Starfish? The reality this unfortunate headline obscures is that all complex marine life is now circling the drain. The global ocean is dying before our eyes.
Our collective failure to grasp the full scope of what humanity is doing is partially due to the nature of scientific studies, which generally take a piecemeal approach to ecological threats. It's the confluence of multiple threats which confronts marine organisms: warming, acidification, toxic and radioactive pollution, sea level rise, eutrophication (overabundance of nitrogen from fertilizer runoff), deafening military and industrial sonar, overfishing (i.e. fishing), invasive species... it's difficult to compile a comprehensive list. Several of these could be enough alone to kill the global ocean in decades. The combination virtually guarantees a marine extinction event outstripping the worst in Earth's history, in a matter of years.

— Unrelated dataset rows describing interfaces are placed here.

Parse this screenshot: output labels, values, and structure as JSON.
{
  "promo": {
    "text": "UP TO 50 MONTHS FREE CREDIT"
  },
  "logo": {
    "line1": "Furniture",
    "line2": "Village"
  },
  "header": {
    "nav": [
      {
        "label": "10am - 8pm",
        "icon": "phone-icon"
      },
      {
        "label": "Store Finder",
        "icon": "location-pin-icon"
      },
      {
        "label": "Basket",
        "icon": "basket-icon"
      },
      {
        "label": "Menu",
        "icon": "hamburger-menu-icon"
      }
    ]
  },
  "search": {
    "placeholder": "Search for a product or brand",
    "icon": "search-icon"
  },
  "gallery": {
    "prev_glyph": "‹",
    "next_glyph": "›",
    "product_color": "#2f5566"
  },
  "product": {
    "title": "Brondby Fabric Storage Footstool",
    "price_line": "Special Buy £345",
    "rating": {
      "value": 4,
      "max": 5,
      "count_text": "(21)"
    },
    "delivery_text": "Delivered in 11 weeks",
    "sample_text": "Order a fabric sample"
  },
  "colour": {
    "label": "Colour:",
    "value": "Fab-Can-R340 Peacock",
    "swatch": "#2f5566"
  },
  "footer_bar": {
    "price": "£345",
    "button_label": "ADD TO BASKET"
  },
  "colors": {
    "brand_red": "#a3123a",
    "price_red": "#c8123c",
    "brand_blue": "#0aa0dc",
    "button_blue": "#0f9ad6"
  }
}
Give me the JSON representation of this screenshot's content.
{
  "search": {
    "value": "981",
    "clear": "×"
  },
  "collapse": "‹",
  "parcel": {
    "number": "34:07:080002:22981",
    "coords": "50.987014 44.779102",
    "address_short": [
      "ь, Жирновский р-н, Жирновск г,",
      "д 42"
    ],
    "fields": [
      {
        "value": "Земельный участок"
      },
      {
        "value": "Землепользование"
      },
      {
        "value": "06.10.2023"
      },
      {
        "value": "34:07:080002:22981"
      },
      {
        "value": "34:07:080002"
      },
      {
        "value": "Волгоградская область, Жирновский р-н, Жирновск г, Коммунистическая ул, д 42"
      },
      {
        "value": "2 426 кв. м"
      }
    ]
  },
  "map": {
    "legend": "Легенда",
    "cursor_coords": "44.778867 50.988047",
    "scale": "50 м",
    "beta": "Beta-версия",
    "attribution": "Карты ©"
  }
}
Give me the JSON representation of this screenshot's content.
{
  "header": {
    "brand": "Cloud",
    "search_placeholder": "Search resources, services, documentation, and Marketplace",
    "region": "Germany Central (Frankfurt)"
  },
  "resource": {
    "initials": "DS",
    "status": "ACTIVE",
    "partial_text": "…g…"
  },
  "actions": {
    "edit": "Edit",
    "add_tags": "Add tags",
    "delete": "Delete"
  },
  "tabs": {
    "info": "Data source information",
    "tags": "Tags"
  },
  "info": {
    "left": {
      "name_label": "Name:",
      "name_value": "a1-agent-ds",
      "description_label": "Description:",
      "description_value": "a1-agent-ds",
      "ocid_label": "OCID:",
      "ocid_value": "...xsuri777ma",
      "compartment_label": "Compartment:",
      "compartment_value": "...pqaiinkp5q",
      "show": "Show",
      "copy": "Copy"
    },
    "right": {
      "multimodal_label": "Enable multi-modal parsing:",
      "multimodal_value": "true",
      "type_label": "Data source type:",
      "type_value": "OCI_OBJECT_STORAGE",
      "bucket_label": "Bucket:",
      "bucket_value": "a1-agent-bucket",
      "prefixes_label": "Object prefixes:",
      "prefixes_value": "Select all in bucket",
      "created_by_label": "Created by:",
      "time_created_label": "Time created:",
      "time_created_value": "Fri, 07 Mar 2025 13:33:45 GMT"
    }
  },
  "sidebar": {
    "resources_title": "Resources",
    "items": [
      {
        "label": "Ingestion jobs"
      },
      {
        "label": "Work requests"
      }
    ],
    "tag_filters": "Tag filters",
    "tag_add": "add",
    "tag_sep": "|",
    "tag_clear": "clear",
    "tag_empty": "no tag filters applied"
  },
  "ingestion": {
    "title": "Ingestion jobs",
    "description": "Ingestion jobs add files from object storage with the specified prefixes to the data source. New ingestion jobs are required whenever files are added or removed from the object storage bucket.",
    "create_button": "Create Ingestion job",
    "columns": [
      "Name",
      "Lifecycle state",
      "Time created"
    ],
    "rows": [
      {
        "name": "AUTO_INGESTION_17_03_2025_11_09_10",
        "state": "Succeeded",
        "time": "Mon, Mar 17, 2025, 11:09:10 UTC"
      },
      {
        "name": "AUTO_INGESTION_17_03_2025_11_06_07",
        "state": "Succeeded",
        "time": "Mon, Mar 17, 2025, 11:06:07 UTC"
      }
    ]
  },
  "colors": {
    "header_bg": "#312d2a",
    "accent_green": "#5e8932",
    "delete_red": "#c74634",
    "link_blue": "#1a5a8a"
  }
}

For those who perceive no intrinsic value in lifeforms which have taken hundreds of millions of years to evolve before getting snuffed out by the human catastrophe, it bears mentioning that dead, stagnant oceans give rise to blooms of anoxic bacteria which have, in the past, emitted enough hydrogen sulfide gas to poison most terrestrial species, including us.